[Opening Data to examine section]

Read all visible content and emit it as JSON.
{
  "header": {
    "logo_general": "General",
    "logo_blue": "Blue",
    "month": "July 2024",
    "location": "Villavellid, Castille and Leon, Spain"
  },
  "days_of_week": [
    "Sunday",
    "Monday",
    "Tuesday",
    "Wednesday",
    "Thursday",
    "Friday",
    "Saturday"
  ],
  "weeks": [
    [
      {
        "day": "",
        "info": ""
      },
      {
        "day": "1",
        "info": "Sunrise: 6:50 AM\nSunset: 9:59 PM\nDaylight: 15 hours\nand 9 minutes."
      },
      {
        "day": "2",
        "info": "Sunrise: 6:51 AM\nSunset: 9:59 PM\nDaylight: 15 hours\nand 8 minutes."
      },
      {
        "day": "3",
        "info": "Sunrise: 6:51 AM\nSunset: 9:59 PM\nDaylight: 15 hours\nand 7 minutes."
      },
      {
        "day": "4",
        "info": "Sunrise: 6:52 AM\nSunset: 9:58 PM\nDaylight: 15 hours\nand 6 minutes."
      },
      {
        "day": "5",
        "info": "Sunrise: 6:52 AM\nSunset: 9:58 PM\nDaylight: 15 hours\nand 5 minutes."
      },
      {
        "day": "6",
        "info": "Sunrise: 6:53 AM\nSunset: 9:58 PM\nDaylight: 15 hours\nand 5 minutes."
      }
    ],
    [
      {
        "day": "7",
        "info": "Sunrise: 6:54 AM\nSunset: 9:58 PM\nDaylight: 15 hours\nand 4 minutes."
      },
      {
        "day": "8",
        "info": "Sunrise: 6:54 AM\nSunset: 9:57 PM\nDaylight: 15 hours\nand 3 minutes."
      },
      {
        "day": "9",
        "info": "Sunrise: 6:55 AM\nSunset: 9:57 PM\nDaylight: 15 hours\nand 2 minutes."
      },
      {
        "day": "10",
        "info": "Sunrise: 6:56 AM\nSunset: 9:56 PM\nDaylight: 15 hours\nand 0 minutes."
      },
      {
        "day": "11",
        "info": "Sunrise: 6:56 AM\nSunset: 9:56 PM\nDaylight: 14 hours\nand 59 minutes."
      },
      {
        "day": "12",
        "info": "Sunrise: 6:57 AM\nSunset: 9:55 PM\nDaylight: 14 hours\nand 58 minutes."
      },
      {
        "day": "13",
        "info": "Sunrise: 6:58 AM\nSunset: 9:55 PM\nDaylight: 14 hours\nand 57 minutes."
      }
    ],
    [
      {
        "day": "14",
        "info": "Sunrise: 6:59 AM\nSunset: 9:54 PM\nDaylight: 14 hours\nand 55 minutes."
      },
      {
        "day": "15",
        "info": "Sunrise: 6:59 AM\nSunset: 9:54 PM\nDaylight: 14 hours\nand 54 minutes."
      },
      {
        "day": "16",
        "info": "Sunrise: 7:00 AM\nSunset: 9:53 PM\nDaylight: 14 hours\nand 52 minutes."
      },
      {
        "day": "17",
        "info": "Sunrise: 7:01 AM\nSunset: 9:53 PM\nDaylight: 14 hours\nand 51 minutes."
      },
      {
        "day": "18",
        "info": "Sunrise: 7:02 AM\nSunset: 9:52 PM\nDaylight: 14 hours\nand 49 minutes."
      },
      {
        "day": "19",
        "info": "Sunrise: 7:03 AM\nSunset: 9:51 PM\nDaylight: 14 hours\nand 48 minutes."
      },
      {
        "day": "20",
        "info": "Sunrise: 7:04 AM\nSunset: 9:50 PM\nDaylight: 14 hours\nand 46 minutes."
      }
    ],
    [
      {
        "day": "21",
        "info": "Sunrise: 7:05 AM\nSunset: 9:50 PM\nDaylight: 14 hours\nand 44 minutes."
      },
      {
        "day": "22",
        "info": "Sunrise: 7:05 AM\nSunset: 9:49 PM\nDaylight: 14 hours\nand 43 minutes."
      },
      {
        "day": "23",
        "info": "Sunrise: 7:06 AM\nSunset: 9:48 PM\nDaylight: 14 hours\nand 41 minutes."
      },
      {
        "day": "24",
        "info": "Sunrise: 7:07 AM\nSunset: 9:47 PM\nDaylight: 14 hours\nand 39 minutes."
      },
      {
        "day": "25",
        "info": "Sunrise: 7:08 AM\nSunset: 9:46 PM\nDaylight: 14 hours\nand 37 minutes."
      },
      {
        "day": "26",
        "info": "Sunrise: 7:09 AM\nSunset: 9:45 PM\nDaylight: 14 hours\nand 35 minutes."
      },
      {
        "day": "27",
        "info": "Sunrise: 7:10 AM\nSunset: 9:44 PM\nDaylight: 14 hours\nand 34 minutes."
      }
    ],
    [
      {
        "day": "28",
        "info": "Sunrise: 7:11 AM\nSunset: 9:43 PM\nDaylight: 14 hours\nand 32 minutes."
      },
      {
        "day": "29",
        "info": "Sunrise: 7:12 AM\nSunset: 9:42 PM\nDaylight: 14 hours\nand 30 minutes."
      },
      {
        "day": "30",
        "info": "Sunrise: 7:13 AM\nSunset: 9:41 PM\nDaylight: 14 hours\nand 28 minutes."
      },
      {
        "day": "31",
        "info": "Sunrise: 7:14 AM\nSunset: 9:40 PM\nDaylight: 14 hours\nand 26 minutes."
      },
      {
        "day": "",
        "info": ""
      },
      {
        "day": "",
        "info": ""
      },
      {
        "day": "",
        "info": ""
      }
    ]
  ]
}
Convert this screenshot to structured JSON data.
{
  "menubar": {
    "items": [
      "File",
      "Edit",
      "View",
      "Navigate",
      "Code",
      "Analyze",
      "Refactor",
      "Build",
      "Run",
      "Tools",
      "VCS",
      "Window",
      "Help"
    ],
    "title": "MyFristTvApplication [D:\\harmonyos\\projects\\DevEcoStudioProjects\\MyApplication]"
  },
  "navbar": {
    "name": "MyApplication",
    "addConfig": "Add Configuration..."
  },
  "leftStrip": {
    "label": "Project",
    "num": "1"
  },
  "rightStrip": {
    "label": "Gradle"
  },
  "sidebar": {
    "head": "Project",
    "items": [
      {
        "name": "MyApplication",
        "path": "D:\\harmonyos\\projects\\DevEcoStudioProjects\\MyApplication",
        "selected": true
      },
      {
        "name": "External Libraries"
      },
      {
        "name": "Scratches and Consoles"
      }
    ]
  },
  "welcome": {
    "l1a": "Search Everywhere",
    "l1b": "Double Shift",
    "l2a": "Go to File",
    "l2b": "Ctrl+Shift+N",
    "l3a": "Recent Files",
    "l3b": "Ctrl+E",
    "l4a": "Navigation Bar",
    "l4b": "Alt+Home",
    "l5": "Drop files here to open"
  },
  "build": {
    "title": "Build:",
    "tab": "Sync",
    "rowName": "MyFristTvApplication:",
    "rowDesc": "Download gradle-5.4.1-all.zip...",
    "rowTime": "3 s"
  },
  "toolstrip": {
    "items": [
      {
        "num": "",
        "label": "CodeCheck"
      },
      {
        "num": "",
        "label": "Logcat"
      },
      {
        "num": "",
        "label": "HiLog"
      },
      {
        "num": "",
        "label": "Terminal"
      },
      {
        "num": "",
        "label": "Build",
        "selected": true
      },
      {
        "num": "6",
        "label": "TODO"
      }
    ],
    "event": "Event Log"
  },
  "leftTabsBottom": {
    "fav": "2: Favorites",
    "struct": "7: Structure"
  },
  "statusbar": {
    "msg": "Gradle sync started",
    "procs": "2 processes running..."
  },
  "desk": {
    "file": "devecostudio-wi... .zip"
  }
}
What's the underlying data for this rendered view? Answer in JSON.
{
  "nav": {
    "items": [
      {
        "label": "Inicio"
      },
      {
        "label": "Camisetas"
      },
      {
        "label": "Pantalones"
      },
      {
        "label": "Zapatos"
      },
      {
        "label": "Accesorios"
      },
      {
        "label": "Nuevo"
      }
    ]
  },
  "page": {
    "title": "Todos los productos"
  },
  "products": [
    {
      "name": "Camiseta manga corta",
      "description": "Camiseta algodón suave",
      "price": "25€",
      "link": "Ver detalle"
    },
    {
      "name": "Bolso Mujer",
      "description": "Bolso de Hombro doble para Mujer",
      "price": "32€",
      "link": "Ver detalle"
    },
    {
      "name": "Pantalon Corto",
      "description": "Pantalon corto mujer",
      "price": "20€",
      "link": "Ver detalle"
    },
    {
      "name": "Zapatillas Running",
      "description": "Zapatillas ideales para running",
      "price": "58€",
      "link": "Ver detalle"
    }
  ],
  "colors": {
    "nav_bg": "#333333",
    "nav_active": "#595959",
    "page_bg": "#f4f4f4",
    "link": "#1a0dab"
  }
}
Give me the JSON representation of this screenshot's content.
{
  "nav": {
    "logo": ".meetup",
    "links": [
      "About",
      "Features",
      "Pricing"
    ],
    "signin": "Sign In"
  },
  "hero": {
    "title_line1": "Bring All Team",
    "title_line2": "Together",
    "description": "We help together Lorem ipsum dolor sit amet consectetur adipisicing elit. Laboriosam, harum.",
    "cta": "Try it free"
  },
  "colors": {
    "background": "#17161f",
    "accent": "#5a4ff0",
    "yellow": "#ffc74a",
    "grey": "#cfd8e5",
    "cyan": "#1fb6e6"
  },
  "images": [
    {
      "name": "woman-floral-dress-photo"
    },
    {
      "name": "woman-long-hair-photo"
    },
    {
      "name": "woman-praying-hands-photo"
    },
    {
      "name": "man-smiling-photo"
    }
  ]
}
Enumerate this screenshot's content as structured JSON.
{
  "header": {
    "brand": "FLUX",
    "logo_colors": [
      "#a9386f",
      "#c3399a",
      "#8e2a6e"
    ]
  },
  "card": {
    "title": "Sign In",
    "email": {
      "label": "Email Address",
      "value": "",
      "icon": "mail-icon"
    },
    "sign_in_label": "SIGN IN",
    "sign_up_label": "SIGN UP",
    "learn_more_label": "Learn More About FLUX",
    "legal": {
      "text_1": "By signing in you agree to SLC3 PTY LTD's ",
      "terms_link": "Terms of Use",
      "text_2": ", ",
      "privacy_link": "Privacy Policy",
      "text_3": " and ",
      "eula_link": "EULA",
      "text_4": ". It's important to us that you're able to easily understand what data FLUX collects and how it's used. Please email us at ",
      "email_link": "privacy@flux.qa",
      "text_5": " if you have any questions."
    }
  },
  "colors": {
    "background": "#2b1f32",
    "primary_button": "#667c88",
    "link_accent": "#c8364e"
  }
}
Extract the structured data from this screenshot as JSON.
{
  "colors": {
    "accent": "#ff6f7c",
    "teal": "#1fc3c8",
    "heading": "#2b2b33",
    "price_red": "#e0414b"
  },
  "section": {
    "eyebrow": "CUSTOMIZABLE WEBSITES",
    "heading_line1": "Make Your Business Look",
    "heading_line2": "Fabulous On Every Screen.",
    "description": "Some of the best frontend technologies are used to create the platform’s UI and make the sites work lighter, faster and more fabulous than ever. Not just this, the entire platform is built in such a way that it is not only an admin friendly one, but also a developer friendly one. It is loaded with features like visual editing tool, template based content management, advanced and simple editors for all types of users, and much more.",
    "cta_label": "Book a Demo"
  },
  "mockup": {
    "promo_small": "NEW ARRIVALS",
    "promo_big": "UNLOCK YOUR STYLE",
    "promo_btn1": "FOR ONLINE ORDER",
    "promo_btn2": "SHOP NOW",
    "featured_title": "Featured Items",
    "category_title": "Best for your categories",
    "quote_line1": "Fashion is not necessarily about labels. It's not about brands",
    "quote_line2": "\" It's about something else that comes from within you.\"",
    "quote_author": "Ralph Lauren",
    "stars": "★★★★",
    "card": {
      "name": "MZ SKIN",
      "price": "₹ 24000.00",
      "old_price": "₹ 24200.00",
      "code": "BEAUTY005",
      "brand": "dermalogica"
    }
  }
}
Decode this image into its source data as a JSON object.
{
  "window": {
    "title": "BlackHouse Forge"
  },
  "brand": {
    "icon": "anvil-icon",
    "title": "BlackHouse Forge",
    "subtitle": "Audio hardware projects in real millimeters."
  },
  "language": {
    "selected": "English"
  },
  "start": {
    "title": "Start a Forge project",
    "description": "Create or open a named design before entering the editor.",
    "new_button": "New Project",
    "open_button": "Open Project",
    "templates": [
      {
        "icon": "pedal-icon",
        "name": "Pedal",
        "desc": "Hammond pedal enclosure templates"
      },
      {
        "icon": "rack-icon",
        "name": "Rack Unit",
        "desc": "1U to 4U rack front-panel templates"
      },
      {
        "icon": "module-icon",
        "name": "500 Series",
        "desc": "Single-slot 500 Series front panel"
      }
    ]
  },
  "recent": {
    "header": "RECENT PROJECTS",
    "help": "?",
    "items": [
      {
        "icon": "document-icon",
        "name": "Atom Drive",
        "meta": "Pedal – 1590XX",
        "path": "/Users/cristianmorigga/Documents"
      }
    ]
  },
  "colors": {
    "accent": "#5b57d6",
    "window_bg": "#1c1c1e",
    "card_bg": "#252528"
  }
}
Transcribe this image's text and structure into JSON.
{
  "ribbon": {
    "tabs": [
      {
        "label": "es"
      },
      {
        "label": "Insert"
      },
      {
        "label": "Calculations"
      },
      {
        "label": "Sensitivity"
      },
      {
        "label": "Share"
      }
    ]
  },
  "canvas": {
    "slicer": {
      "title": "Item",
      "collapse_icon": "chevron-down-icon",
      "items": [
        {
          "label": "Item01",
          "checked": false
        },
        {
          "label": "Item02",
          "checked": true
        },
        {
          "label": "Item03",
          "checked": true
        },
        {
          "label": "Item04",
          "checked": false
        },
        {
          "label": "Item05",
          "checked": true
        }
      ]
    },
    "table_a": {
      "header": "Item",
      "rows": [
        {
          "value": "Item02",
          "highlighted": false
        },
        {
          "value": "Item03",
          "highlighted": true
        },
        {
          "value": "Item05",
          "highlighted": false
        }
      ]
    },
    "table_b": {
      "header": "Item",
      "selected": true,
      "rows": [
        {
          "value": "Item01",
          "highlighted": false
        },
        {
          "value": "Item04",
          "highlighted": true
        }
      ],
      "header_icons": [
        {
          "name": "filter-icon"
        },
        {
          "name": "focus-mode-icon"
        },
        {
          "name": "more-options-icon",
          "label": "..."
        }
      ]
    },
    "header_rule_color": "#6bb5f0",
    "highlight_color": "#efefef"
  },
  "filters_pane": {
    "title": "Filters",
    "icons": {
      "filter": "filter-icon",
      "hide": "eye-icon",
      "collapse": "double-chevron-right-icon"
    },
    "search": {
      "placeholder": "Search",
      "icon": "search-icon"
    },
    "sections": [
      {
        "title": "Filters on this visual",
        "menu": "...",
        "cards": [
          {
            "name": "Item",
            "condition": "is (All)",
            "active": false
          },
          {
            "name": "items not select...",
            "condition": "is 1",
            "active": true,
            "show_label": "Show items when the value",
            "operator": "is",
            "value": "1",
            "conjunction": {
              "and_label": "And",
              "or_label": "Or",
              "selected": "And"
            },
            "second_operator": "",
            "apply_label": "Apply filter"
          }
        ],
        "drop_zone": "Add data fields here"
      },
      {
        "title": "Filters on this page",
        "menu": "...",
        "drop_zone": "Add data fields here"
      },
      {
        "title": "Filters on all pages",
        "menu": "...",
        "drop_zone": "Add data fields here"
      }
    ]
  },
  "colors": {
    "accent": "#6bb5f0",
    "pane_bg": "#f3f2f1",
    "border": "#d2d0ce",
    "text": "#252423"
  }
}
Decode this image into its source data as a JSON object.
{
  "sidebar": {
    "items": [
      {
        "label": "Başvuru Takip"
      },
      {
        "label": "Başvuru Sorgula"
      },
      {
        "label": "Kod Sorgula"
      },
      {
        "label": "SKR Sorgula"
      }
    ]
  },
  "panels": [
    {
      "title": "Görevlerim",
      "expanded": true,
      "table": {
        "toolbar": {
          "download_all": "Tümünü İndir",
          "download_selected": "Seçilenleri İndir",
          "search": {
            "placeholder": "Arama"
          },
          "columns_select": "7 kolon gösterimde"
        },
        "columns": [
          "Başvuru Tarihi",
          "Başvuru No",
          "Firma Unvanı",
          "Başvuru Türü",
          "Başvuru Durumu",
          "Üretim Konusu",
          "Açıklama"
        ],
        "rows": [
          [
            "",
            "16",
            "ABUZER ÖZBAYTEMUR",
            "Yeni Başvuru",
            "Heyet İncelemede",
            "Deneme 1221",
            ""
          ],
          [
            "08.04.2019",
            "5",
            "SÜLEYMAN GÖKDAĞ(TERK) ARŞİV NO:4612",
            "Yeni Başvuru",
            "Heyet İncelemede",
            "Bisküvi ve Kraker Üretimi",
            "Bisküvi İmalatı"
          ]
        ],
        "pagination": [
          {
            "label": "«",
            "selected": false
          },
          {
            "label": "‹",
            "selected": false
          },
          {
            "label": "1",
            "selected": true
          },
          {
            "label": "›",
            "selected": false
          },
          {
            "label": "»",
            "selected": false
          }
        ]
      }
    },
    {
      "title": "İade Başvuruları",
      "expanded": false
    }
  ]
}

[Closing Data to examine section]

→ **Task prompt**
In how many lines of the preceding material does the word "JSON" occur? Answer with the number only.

→ **Answer to this problem**
9